Interface dataset entries:

------------------------------

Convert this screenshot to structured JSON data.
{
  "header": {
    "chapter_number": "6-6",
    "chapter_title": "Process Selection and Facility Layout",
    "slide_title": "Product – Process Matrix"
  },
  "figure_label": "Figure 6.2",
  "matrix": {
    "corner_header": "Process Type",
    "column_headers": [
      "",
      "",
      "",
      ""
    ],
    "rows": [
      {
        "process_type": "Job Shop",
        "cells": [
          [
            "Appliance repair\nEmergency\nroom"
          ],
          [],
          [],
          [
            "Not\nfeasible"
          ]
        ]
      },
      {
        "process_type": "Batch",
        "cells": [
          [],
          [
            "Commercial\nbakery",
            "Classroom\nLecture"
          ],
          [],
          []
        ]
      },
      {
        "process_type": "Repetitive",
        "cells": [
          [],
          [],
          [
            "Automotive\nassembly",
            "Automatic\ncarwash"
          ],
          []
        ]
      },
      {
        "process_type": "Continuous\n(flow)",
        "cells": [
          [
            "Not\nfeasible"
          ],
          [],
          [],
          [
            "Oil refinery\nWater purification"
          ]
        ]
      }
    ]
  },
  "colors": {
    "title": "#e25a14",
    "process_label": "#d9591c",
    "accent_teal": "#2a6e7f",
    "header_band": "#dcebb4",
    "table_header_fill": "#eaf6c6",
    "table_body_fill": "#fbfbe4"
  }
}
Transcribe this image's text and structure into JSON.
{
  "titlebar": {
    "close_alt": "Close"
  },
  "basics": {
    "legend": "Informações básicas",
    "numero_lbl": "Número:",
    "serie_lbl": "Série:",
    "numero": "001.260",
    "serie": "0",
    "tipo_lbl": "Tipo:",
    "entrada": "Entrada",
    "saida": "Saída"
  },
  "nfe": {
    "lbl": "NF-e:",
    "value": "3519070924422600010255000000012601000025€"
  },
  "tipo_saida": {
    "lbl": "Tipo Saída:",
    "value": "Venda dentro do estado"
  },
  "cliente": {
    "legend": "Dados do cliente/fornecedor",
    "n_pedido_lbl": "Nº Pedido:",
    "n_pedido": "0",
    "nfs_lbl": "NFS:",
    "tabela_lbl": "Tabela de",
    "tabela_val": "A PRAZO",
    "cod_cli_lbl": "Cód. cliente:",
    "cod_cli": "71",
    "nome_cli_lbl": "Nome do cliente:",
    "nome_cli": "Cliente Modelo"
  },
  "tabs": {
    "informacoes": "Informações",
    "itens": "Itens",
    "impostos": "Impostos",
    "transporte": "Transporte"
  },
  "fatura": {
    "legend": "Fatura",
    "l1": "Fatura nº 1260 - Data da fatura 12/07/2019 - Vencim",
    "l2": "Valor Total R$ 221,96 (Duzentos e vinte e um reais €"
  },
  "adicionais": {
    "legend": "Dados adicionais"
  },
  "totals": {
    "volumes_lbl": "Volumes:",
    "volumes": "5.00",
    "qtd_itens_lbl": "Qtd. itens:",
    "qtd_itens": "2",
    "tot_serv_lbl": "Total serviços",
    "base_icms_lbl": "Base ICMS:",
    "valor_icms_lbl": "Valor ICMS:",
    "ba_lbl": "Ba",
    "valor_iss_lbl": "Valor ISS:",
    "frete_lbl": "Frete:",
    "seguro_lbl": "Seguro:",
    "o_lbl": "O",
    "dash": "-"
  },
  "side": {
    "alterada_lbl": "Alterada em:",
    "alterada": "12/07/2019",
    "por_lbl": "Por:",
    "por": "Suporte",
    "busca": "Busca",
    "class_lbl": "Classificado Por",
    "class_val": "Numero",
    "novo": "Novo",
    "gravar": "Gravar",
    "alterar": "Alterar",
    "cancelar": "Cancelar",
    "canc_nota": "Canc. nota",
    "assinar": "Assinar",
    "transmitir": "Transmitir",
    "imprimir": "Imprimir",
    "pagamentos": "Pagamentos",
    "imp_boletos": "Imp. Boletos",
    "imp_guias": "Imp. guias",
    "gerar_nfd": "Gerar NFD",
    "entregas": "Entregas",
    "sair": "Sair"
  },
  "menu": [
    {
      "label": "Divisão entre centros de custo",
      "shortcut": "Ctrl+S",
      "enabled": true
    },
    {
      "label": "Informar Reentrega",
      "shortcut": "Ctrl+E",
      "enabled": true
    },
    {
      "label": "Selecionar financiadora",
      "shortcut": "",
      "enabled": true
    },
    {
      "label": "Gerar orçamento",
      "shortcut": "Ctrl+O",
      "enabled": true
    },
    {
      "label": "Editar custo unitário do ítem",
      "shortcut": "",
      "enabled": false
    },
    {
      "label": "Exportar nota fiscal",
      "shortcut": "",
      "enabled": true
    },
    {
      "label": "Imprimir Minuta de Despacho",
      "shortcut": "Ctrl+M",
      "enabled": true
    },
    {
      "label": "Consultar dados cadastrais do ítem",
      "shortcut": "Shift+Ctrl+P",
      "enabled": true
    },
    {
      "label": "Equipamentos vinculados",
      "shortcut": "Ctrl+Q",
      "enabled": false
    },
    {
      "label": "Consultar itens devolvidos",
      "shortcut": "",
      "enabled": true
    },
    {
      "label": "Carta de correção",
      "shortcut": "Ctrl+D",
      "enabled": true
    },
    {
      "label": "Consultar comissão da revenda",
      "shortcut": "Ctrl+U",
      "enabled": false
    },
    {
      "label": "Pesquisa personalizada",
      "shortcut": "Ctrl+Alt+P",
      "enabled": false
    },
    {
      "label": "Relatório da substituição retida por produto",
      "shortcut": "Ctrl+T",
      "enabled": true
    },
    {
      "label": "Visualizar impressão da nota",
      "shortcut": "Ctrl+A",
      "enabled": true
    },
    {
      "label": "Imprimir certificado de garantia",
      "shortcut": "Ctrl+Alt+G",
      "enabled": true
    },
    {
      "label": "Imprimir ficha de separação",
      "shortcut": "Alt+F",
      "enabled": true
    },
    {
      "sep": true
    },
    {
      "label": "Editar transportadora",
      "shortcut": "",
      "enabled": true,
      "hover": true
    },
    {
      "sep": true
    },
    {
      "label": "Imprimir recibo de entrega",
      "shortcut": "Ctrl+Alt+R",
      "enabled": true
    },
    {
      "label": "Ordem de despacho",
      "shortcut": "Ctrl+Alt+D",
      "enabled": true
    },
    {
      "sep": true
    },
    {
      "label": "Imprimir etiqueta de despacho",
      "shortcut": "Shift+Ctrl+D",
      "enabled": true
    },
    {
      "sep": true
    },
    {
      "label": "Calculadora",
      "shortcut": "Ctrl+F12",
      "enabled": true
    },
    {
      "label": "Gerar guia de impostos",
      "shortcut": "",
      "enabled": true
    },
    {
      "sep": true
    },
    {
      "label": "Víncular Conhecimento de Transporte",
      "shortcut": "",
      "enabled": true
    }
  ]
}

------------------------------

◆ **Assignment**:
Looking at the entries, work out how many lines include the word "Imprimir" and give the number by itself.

◆ **Task response**:
6